All three women spoke with poise, humility, and passion, but it was Fadumo Dayib, the first speaker, who struck me the most.
Dayib spoke from the heart, unprompted, about her experiences running for President. She talked about how Islam had been re-appropriated to paint her as an infidel for speaking up as a woman, the issues she faced fighting against the clan-based system Somali society is based upon, how the resistance she was most upset by was that of other Somali women from the diaspora.
But most strikingly, Dayib was clear, she will not give up her fight. Despite losing relationships, despite the death threats she has received, despite the online harassment.
'If you know what you are doing is the right thing, never give up... I will continue this journey for as long as it takes.'
And for today, International Women's Day 2017, that is the message I wish to share. We cannot give up this fight for equal representation. We cannot negate the importance of intersectionality, and we should fight against all forms of misogyny, racism, sexism, Islamophobia, anti-semitism, and where they intersect with the experiences of class, race, and non-binary peoples.
Thank you, Fadumo Dayib, for inspiring a room full of women of colour to continue the fight.

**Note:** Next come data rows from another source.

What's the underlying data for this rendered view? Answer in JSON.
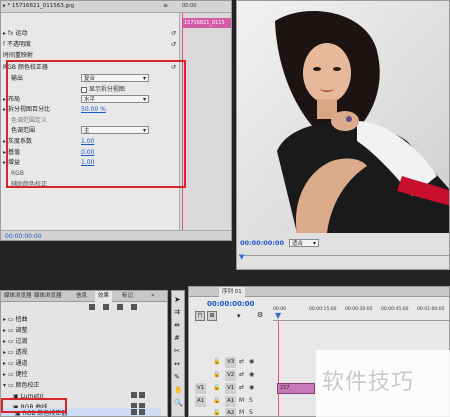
{
  "effect_controls": {
    "clip_title": "15716821_011563.jpg",
    "mini_timeline_time": "00:00",
    "mini_clip_label": "15716821_0115",
    "sections": [
      {
        "label": "运动"
      },
      {
        "label": "不透明度"
      },
      {
        "label": "时间重映射"
      }
    ],
    "effect_name": "RGB 颜色校正器",
    "params": [
      {
        "name": "输出",
        "type": "select",
        "value": "复合"
      },
      {
        "name": "",
        "type": "checkbox",
        "value": "显示拆分视图"
      },
      {
        "name": "布局",
        "type": "select",
        "value": "水平"
      },
      {
        "name": "拆分视图百分比",
        "type": "link",
        "value": "50.00 %"
      },
      {
        "name": "色调范围定义",
        "type": "label",
        "value": ""
      },
      {
        "name": "色调范围",
        "type": "select",
        "value": "主"
      },
      {
        "name": "灰度系数",
        "type": "link",
        "value": "1.00"
      },
      {
        "name": "基值",
        "type": "link",
        "value": "0.00"
      },
      {
        "name": "增益",
        "type": "link",
        "value": "1.00"
      },
      {
        "name": "RGB",
        "type": "label",
        "value": ""
      },
      {
        "name": "辅助颜色校正",
        "type": "label",
        "value": ""
      }
    ],
    "timecode": "00:00:00:00"
  },
  "monitor": {
    "timecode": "00:00:00:00",
    "fit_select": "适合"
  },
  "effects_panel": {
    "tabs": [
      "媒体浏览器",
      "媒体浏览器",
      "信息",
      "效果",
      "标记"
    ],
    "active_tab": "效果",
    "tree": [
      {
        "label": "扭曲"
      },
      {
        "label": "调整"
      },
      {
        "label": "过渡"
      },
      {
        "label": "透视"
      },
      {
        "label": "通道"
      },
      {
        "label": "键控"
      },
      {
        "label": "颜色校正"
      },
      {
        "label": "Lumetri"
      },
      {
        "label": "RGB 曲线"
      },
      {
        "label": "RGB 颜色校正器"
      }
    ]
  },
  "timeline": {
    "tab_label": "序列 01",
    "timecode": "00:00:00:00",
    "ruler_labels": [
      "00:00",
      "00:00:15:00",
      "00:00:30:00",
      "00:00:45:00",
      "00:01:00:00"
    ],
    "tracks": [
      {
        "label": "V3"
      },
      {
        "label": "V2"
      },
      {
        "label": "V1",
        "source": "V1",
        "clip": "157"
      },
      {
        "label": "A1",
        "source": "A1"
      },
      {
        "label": "A2"
      }
    ]
  },
  "watermark": "软件技巧",
  "colors": {
    "highlight_red": "#d8242a",
    "playhead_pink": "#e8508c",
    "link_blue": "#1a55c9"
  }
}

“In 2020 we will have democratic elections and then … we will win,” Dayib said. “A lot of Somalis are in shock because I appeared out of nowhere but managed to challenge all those in power … and [now] everyone inside the country knows who I am.”